Because this time of year is one of the busiest travel seasons, Toyota is teaming with Cincinnati Children’s for “Buckle Up for life,” a national injury prevention program. New Holiday Traditions for Child Passenger Safety is one aspect of the program, aiming to keep kids safe this holiday season.

According to Toyota, nearly 42 million Americans are taking road trips this time of year. Despite recent innovations to safety, there are still few things safer than buckling up. Car seats are also important, capable of greatly reducing risk of injury for children under 12 years old.

“Whether you’re traveling far this holiday season or staying local, no trip with small children is complete without a properly installed car seat,” said Gloria Del Castillo, child passenger safety expert at Cincinnati Children’s and senior outreach specialist for Buckle Up for Life. “Our goal with these traditions is to offer simple ways to make child passenger safety a part of every family’s routine – during the holidays and throughout the year.”

As part of the new program, check out these new “holiday traditions”:

  • Get the whole family involved
  • Don’t re-gift child safety seats.

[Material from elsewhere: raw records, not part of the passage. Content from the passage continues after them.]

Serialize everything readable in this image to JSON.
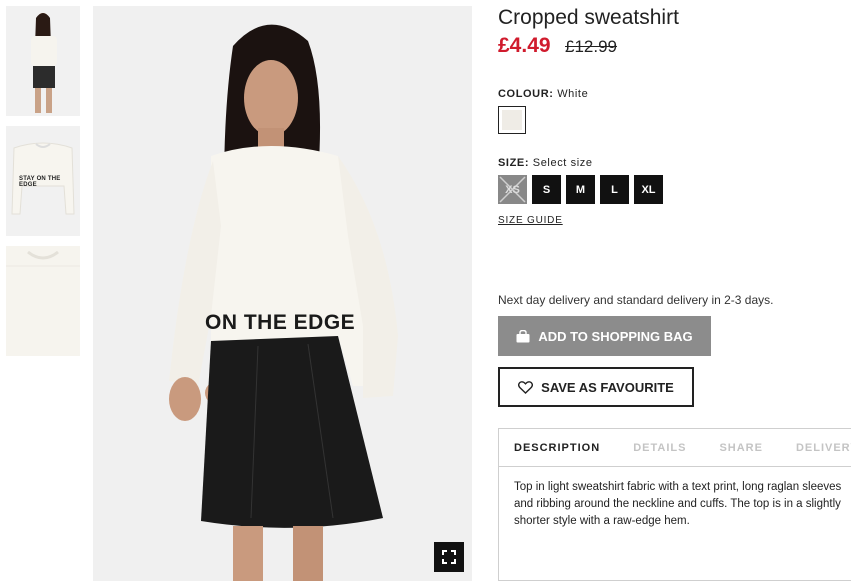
{
  "gallery": {
    "thumb_print_text": "STAY ON THE EDGE",
    "main_print_text": "ON THE EDGE"
  },
  "product": {
    "title": "Cropped sweatshirt",
    "price_current": "£4.49",
    "price_original": "£12.99",
    "colour_label": "COLOUR:",
    "colour_value": "White",
    "swatch_color": "#efece6",
    "size_label": "SIZE:",
    "size_value": "Select size",
    "sizes": [
      "XS",
      "S",
      "M",
      "L",
      "XL"
    ],
    "size_guide": "SIZE GUIDE",
    "delivery_note": "Next day delivery and standard delivery in 2-3 days.",
    "add_to_bag": "ADD TO SHOPPING BAG",
    "save_favourite": "SAVE AS FAVOURITE"
  },
  "details_tabs": {
    "tabs": [
      "DESCRIPTION",
      "DETAILS",
      "SHARE",
      "DELIVERY"
    ],
    "description": "Top in light sweatshirt fabric with a text print, long raglan sleeves and ribbing around the neckline and cuffs. The top is in a slightly shorter style with a raw-edge hem."
  },
  "colors": {
    "sale_red": "#d01b2d",
    "button_grey": "#8c8c8c",
    "size_black": "#111111"
  }
}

Wear and tear can compromise safety.
  • Car seats do expire; check the date on the side.

These are just a handful of ways to keep you and your family safer as the holidays approach.

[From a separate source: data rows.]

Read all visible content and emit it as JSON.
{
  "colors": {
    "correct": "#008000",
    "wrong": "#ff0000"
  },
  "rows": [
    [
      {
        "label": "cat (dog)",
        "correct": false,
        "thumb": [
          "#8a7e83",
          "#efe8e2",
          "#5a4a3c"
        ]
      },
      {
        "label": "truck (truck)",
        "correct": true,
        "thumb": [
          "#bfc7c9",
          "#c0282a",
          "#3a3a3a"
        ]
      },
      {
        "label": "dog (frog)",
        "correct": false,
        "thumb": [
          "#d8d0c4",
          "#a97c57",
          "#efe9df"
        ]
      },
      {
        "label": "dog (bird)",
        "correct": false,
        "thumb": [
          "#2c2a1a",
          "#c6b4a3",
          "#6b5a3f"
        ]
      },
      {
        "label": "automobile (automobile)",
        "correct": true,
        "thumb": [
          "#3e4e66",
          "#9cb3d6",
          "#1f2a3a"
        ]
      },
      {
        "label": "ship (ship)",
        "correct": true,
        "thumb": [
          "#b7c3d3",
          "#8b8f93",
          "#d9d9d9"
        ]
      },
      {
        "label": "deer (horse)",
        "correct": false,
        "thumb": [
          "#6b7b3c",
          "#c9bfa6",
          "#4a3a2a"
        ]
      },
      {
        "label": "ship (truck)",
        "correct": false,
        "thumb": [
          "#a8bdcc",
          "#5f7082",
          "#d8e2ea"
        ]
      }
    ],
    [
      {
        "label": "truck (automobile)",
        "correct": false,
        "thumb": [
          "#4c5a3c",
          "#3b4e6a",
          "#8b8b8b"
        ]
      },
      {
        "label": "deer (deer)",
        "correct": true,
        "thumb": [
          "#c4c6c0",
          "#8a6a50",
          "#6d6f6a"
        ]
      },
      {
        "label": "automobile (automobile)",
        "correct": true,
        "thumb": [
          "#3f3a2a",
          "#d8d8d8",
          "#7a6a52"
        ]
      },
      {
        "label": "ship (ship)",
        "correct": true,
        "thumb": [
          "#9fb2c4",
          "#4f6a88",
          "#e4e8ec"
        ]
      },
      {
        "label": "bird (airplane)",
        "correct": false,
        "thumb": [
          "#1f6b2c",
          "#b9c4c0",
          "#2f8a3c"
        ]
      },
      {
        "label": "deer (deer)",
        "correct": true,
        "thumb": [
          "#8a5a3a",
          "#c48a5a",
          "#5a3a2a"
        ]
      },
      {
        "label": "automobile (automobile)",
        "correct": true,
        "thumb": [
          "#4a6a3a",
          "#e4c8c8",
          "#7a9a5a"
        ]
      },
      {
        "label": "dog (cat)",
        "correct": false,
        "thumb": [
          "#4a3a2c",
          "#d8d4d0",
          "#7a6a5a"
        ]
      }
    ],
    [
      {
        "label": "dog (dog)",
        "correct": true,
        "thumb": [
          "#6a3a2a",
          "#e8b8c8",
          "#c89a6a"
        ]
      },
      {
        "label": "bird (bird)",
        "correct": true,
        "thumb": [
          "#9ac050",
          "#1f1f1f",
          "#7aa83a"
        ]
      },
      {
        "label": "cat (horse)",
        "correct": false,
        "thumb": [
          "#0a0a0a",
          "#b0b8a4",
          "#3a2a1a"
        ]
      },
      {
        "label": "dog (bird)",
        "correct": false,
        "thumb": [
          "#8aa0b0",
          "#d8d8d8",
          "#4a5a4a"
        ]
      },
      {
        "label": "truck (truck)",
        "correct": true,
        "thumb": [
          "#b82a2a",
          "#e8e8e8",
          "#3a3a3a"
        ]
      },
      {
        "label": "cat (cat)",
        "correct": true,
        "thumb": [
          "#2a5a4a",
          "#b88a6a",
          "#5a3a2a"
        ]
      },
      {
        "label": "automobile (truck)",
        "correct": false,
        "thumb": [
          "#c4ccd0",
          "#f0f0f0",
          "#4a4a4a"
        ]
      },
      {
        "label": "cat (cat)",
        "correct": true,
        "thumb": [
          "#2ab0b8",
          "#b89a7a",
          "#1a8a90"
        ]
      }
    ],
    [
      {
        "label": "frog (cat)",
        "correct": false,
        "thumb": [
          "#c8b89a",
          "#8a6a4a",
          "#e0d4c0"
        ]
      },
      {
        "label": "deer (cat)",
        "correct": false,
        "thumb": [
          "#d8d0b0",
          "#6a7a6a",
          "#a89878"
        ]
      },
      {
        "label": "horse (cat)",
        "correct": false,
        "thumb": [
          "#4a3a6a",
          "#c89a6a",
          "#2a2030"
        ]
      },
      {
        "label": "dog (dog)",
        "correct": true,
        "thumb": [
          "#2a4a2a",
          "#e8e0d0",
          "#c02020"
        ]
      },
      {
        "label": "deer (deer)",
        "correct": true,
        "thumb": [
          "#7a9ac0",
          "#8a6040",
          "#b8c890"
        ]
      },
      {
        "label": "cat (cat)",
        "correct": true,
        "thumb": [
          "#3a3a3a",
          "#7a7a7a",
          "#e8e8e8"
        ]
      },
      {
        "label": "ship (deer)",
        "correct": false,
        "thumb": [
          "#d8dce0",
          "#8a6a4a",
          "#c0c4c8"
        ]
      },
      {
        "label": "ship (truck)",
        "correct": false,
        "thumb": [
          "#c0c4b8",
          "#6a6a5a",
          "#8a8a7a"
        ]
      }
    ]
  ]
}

Continuously Variable Transmissions: What Are They and How Do They Work?

If you’ve been shopping for a new car recently, you’ve probably noticed the surge in continuously variable transmissions (CVTs) on the market. This innovative transmission technology is capable of perfect gear ratios and upping fuel economy.

According to Autoguide, a CVT doesn’t use gears, in the traditional sense. Instead, this transmission works by using a pair of variable-diameter pulleys (which look like cones) and a special high strength belt. Instead of shifting in and out of gears through a complex clutch and hydraulic system like a normal transmission, a CVT uses a system of cone-like pulleys (with one end thicker than the other) to eliminate unnecessary steps.

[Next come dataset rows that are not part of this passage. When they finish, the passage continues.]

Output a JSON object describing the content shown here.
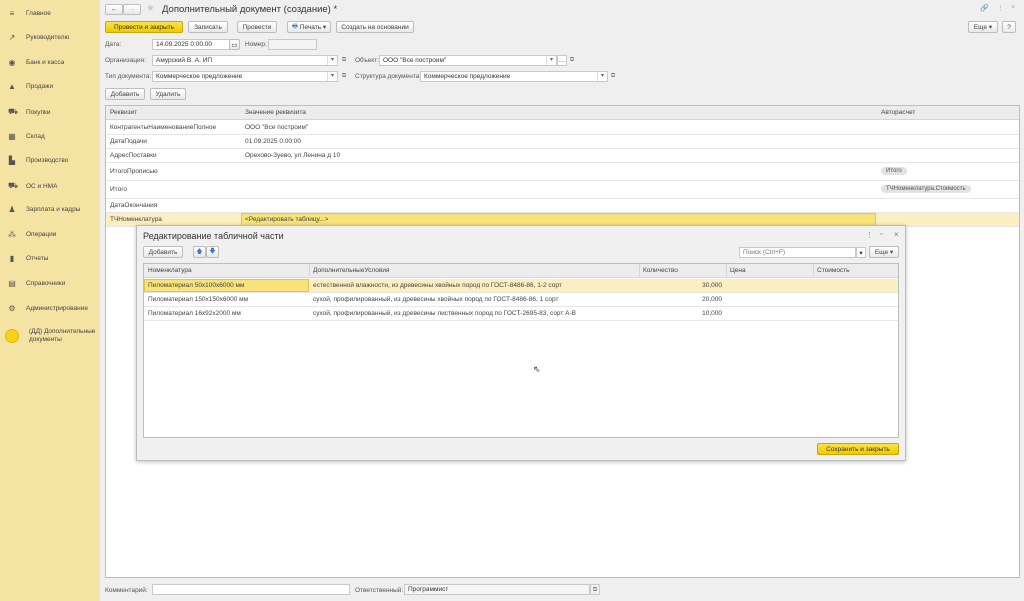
{
  "sidebar": {
    "items": [
      {
        "label": "Главное",
        "icon": "menu-icon"
      },
      {
        "label": "Руководителю",
        "icon": "trend-icon"
      },
      {
        "label": "Банк и касса",
        "icon": "coin-icon"
      },
      {
        "label": "Продажи",
        "icon": "bag-icon"
      },
      {
        "label": "Покупки",
        "icon": "cart-icon"
      },
      {
        "label": "Склад",
        "icon": "warehouse-icon"
      },
      {
        "label": "Производство",
        "icon": "factory-icon"
      },
      {
        "label": "ОС и НМА",
        "icon": "truck-icon"
      },
      {
        "label": "Зарплата и кадры",
        "icon": "person-icon"
      },
      {
        "label": "Операции",
        "icon": "operations-icon"
      },
      {
        "label": "Отчеты",
        "icon": "chart-icon"
      },
      {
        "label": "Справочники",
        "icon": "book-icon"
      },
      {
        "label": "Администрирование",
        "icon": "gear-icon"
      },
      {
        "label": "(ДД) Дополнительные документы",
        "icon": "circle-icon"
      }
    ]
  },
  "header": {
    "title": "Дополнительный документ (создание) *",
    "more": "Еще",
    "help": "?"
  },
  "toolbar": {
    "post_close": "Провести и закрыть",
    "save": "Записать",
    "post": "Провести",
    "print": "Печать",
    "create_based": "Создать на основании"
  },
  "form": {
    "date_label": "Дата:",
    "date_value": "14.09.2025  0:00:00",
    "number_label": "Номер:",
    "number_value": "",
    "org_label": "Организация:",
    "org_value": "Амурский В. А. ИП",
    "object_label": "Объект:",
    "object_value": "ООО \"Все построим\"",
    "doctype_label": "Тип документа:",
    "doctype_value": "Коммерческое предложение",
    "structure_label": "Структура документа:",
    "structure_value": "Коммерческое предложение",
    "add": "Добавить",
    "delete": "Удалить"
  },
  "attributes": {
    "columns": [
      "Реквизит",
      "Значение реквизита",
      "Авторасчет"
    ],
    "rows": [
      {
        "name": "КонтрагентыНаименованиеПолное",
        "value": "ООО \"Все построим\"",
        "auto": ""
      },
      {
        "name": "ДатаПодачи",
        "value": "01.09.2025 0:00:00",
        "auto": ""
      },
      {
        "name": "АдресПоставки",
        "value": "Орехово-Зуево, ул Ленина д 10",
        "auto": ""
      },
      {
        "name": "ИтогоПрописью",
        "value": "",
        "auto": "Итого"
      },
      {
        "name": "Итого",
        "value": "",
        "auto": "ТЧНоменклатура.Стоимость"
      },
      {
        "name": "ДатаОкончания",
        "value": "",
        "auto": ""
      },
      {
        "name": "ТЧНоменклатура",
        "value": "<Редактировать таблицу...>",
        "auto": ""
      }
    ]
  },
  "dialog": {
    "title": "Редактирование табличной части",
    "add": "Добавить",
    "search_placeholder": "Поиск (Ctrl+F)",
    "more": "Еще",
    "columns": [
      "Номенклатура",
      "ДополнительныеУсловия",
      "Количество",
      "Цена",
      "Стоимость"
    ],
    "rows": [
      {
        "item": "Пиломатериал 50х100х6000 мм",
        "cond": "естественной влажности, из древесины хвойных пород по ГОСТ-8486-86, 1-2 сорт",
        "qty": "30,000",
        "price": "",
        "cost": ""
      },
      {
        "item": "Пиломатериал 150х150х6000 мм",
        "cond": "сухой, профилированный, из древесины хвойных пород по ГОСТ-8486-86, 1 сорт",
        "qty": "20,000",
        "price": "",
        "cost": ""
      },
      {
        "item": "Пиломатериал 16х92х2000 мм",
        "cond": "сухой, профилированный, из древесины лиственных пород по ГОСТ-2695-83, сорт А-В",
        "qty": "10,000",
        "price": "",
        "cost": ""
      }
    ],
    "save_close": "Сохранить и закрыть"
  },
  "footer": {
    "comment_label": "Комментарий:",
    "comment_value": "",
    "resp_label": "Ответственный:",
    "resp_value": "Программист"
  },
  "colors": {
    "accent": "#f0c900",
    "sidebar": "#f4e3a3",
    "selected_row": "#fbeec0"
  }
}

Jim Paris, director for Continental in the NAFTA region, explains: “By varying their dimensions the belt itself rides higher or lower on the pulleys and changes the ratio between the drive and the driven pulley.”

What’s different? Drivers will notice that CVTs don’t shift like normal cars; instead, you’re offered one smooth ride. Although this takes some getting used to, you’re always in the right “gear” when you’re using a CVT. This boosts fuel economy and optimizes power transfer. Though this technology was actually found in small engines, like some mowers, the belts were not strong enough for cars. Thanks to recent breakthroughs, the CVT is quickly becoming the ideal transmission option.